Rees-Mogg urges Brexiteers to trust PM on compromises in EU talks
The Leader of the Commons says compromise will be needed to get a deal but Leavers can trust Boris Johnson not to concede too much.
Jacob Rees-Mogg has warned Brexiteers the Government will have to make compromises to get a deal but insists they can trust Boris Johnson not to concede too much to Brussels.
The Leader of the Commons, who was a thorn in the side of Theresa May over Brexit before joining Mr Johnson’s administration, said the Prime Minister had dedicated his political career to the cause of EU withdrawal.
His comments will be seen as a sign of nervousness that hardline Tory Brexiteers could scupper any agreement Mr Johnson is able to reach, just as they thwarted his predecessor.
They come as UK and EU officials were continuing to negotiate through the weekend in an attempt to agree the basis of a deal which could be put to EU leaders at this week’s crucial Brussels summit starting on Thursday.
Writing in The Sunday Telegraph, Mr Rees-Mogg said: “In the final stages of the Brexit negotiation, compromise will inevitably be needed, something even the staunchest Leavers recognise albeit unwillingly – but as a Leaver Boris can be trusted.
“He wants to take back control and has dedicated his political career to this noble cause. If he thinks the ship of state is worth an extra ha’porth of tar he deserves support.”
His comments came as the DUP, whose votes are likely to be crucial to getting a deal through Parliament, fired a warning shot to the Prime Minister over a reported compromise to end the deadlock over the Northern Ireland backstop.
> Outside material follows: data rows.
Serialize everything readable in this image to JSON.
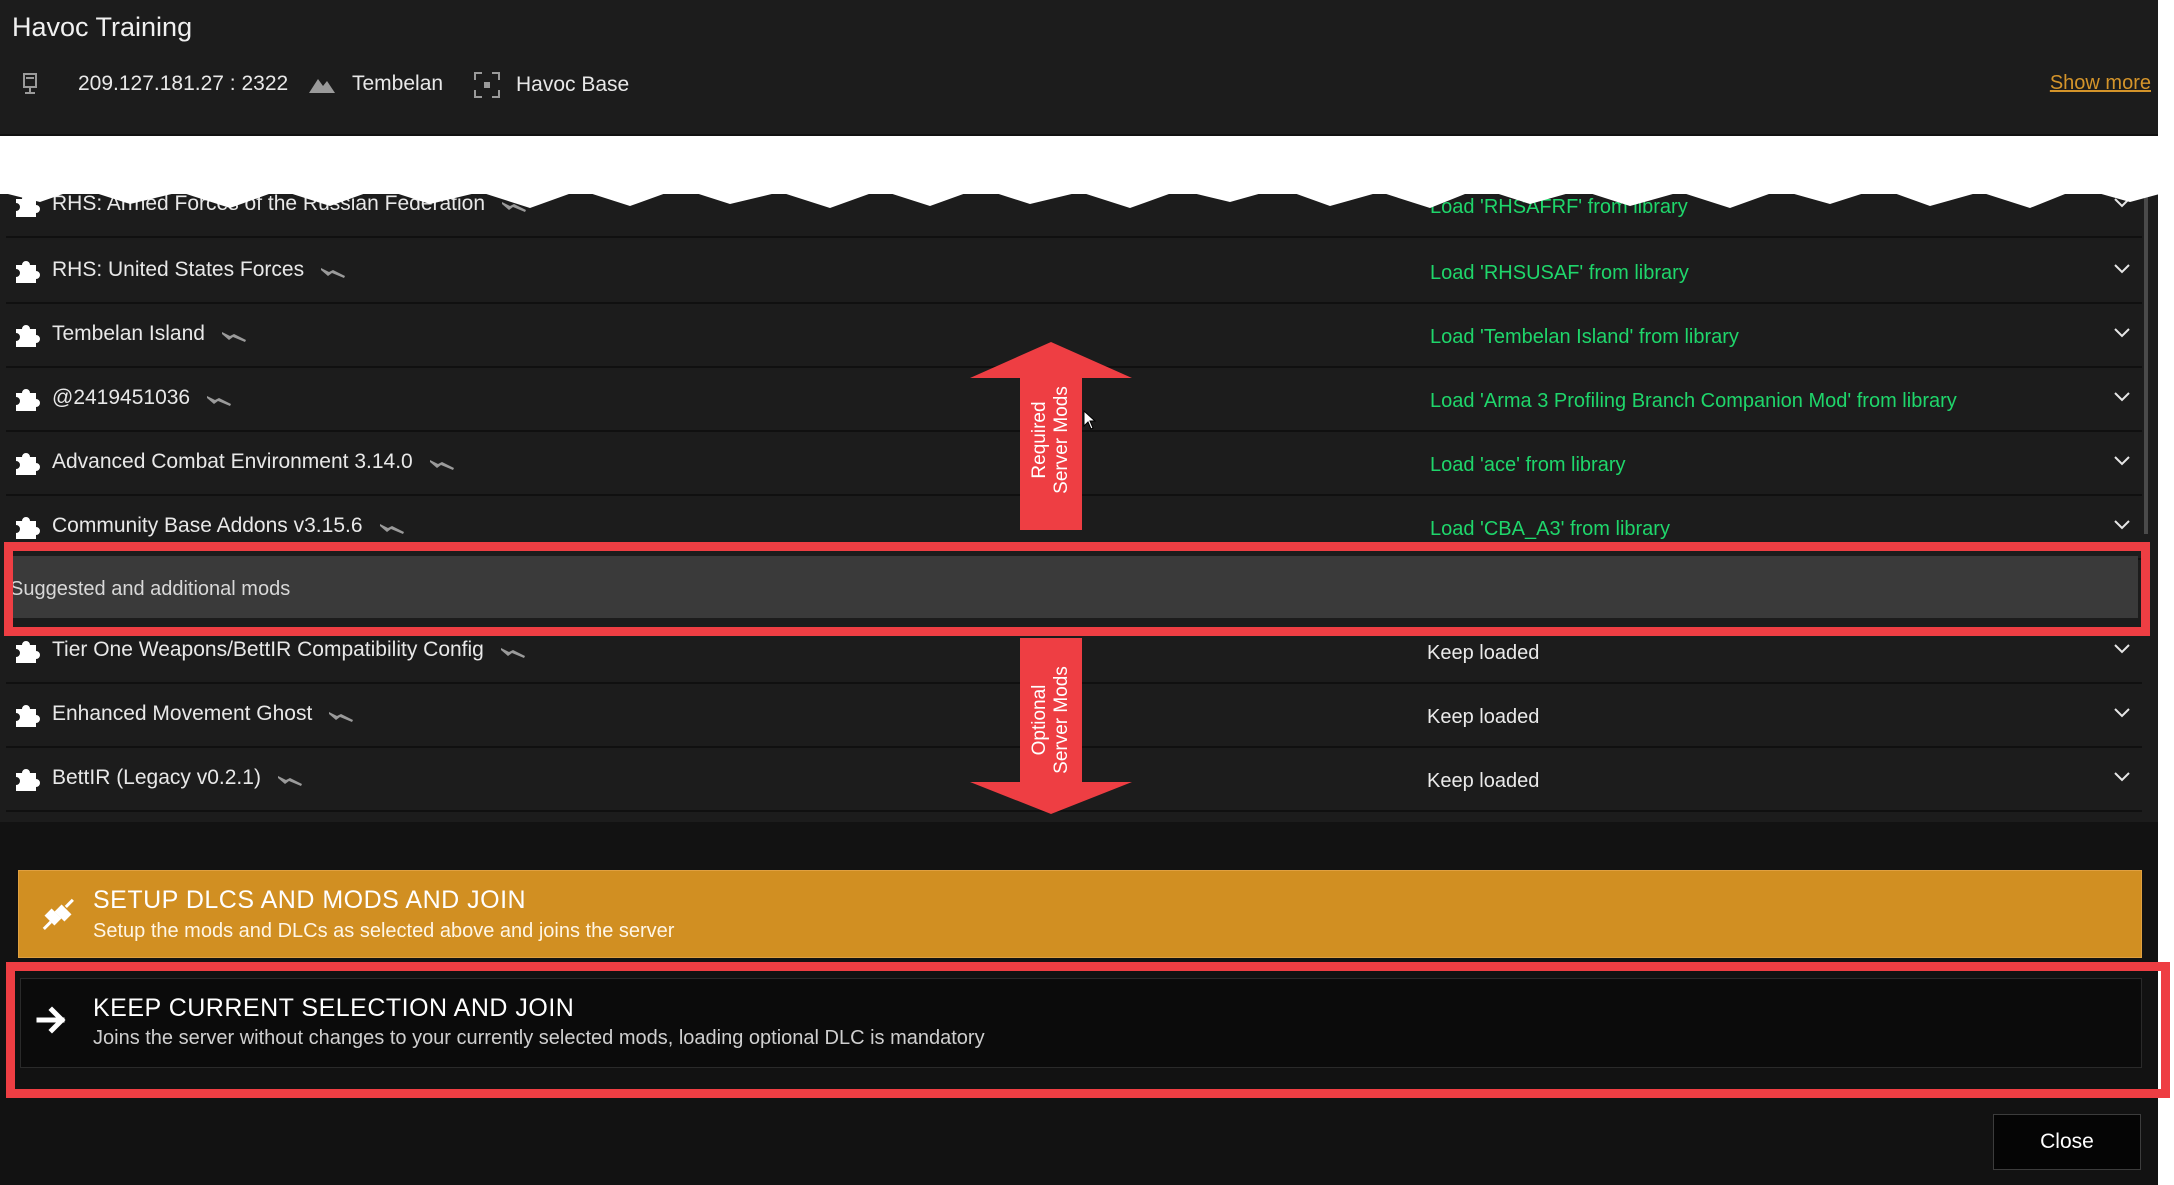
{
  "header": {
    "title": "Havoc Training",
    "address": "209.127.181.27 : 2322",
    "map": "Tembelan",
    "mission": "Havoc Base",
    "show_more": "Show more"
  },
  "required_mods": [
    {
      "name": "RHS: Armed Forces of the Russian Federation",
      "action": "Load 'RHSAFRF' from library"
    },
    {
      "name": "RHS: United States Forces",
      "action": "Load 'RHSUSAF' from library"
    },
    {
      "name": "Tembelan Island",
      "action": "Load 'Tembelan Island' from library"
    },
    {
      "name": "@2419451036",
      "action": "Load 'Arma 3 Profiling Branch Companion Mod' from library"
    },
    {
      "name": "Advanced Combat Environment 3.14.0",
      "action": "Load 'ace' from library"
    },
    {
      "name": "Community Base Addons v3.15.6",
      "action": "Load 'CBA_A3' from library"
    }
  ],
  "section_header": "Suggested and additional mods",
  "optional_mods": [
    {
      "name": "Tier One Weapons/BettIR Compatibility Config",
      "action": "Keep loaded"
    },
    {
      "name": "Enhanced Movement Ghost",
      "action": "Keep loaded"
    },
    {
      "name": "BettIR (Legacy v0.2.1)",
      "action": "Keep loaded"
    }
  ],
  "annotations": {
    "required_label_line1": "Required",
    "required_label_line2": "Server Mods",
    "optional_label_line1": "Optional",
    "optional_label_line2": "Server Mods"
  },
  "buttons": {
    "setup_title": "SETUP DLCS AND MODS AND JOIN",
    "setup_subtitle": "Setup the mods and DLCs as selected above and joins the server",
    "keep_title": "KEEP CURRENT SELECTION AND JOIN",
    "keep_subtitle": "Joins the server without changes to your currently selected mods, loading optional DLC is mandatory",
    "close": "Close"
  },
  "colors": {
    "background": "#1c1c1c",
    "accent_orange": "#d18f22",
    "load_green": "#1fd66b",
    "annotation_red": "#ee3e43"
  },
  "icons": [
    "server-icon",
    "terrain-icon",
    "frame-icon",
    "puzzle-icon",
    "wrench-icon",
    "chevron-down-icon",
    "plug-icon",
    "arrow-right-icon"
  ]
}
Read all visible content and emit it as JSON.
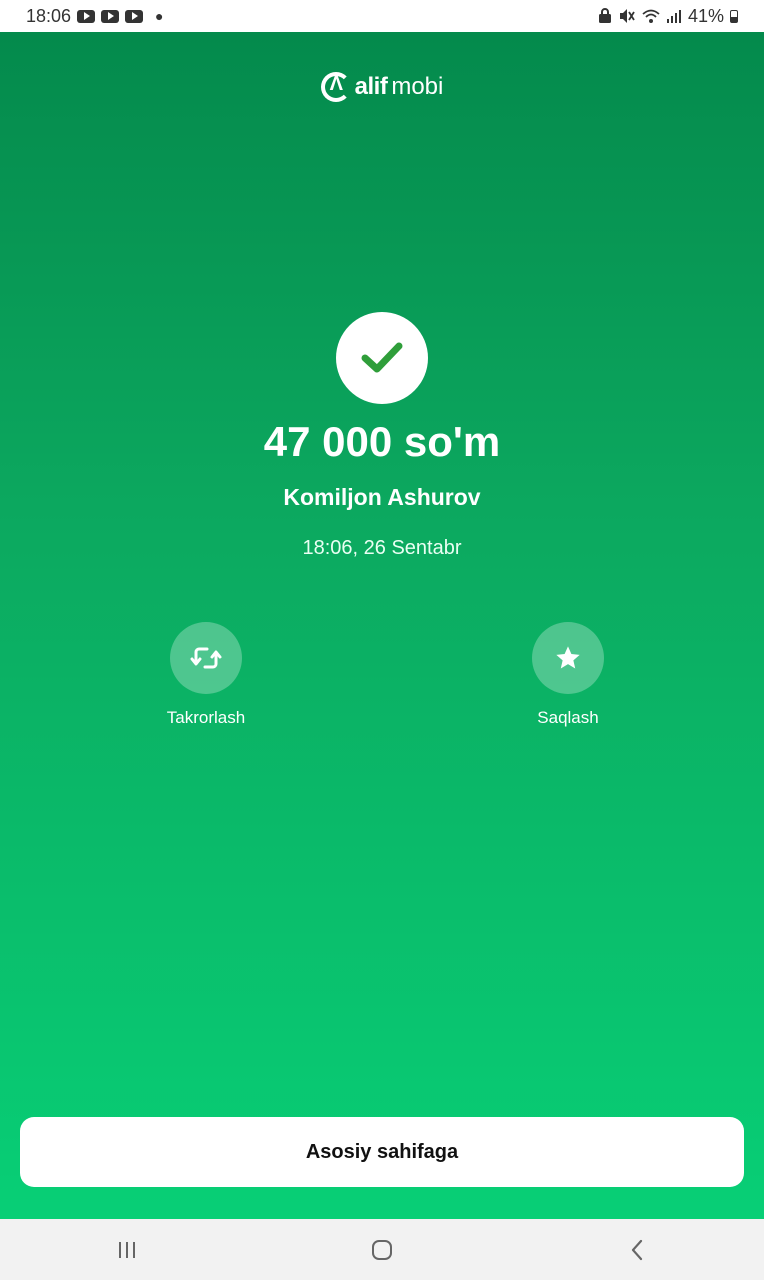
{
  "status_bar": {
    "time": "18:06",
    "battery": "41%",
    "icons": [
      "youtube-icon",
      "youtube-icon",
      "youtube-icon",
      "notification-dot",
      "lock-icon",
      "mute-icon",
      "wifi-icon",
      "signal-icon",
      "battery-icon"
    ]
  },
  "header": {
    "logo_part1": "alif",
    "logo_part2": "mobi"
  },
  "result": {
    "status_icon": "check-icon",
    "amount": "47 000 so'm",
    "recipient": "Komiljon Ashurov",
    "datetime": "18:06, 26 Sentabr"
  },
  "actions": [
    {
      "label": "Takrorlash",
      "icon": "repeat-icon"
    },
    {
      "label": "Saqlash",
      "icon": "star-icon"
    }
  ],
  "footer": {
    "home_button_label": "Asosiy sahifaga"
  },
  "nav": {
    "icons": [
      "recent-apps-icon",
      "home-icon",
      "back-icon"
    ]
  },
  "colors": {
    "gradient_top": "#048a4c",
    "gradient_bottom": "#08cf76",
    "check": "#2f9e3a"
  }
}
Deputy leader Nigel Dodds warned the mooted plan – reportedly being discussed by EU and UK officials in Brussels in the wake of Mr Johnson’s meeting last week with Irish premier Leo Varadkar – “cannot work”.
Reports from the Belgian capital claimed the Prime Minister had sought to revive a proposal first put forward by Mrs May for a customs partnership between the UK and the EU.
The scheme, intended to avoid the need for customs controls on the island of Ireland, would see Northern Ireland remain politically in a customs union with the EU but it would be administered by the UK.
However Mr Dodds told the Italian La Repubblica newspaper that Northern Ireland “must stay in a full UK customs union, full stop”.
“It cannot work because Northern Ireland has to remain fully part of the UK customs union,” he said.
He added: “There is a lot of stuff coming from Brussels, pushed by the Europeans in the last hours, but one thing is sure: Northern Ireland must remain fully part of the UK customs union. And Boris Johnson knows it very well.”
British officials have so far remained tight-lipped in the face of the reports.
The reported plan would create a customs border in the Irish Sea with goods travelling from the rest of the UK to Northern Ireland being subject to tariffs which Britain would collect on behalf of the EU.
Businesses would then be able to claim a rebate once they had shown the goods were for consumption in the UK market.
However it would mean that Northern Ireland would be able to benefit from any post-Brexit trade deals the UK struck with other countries around the world.
The EU’s chief negotiator Michel Barnier is due to brief EU ambassadors and MEPs on Monday on progress in the talks.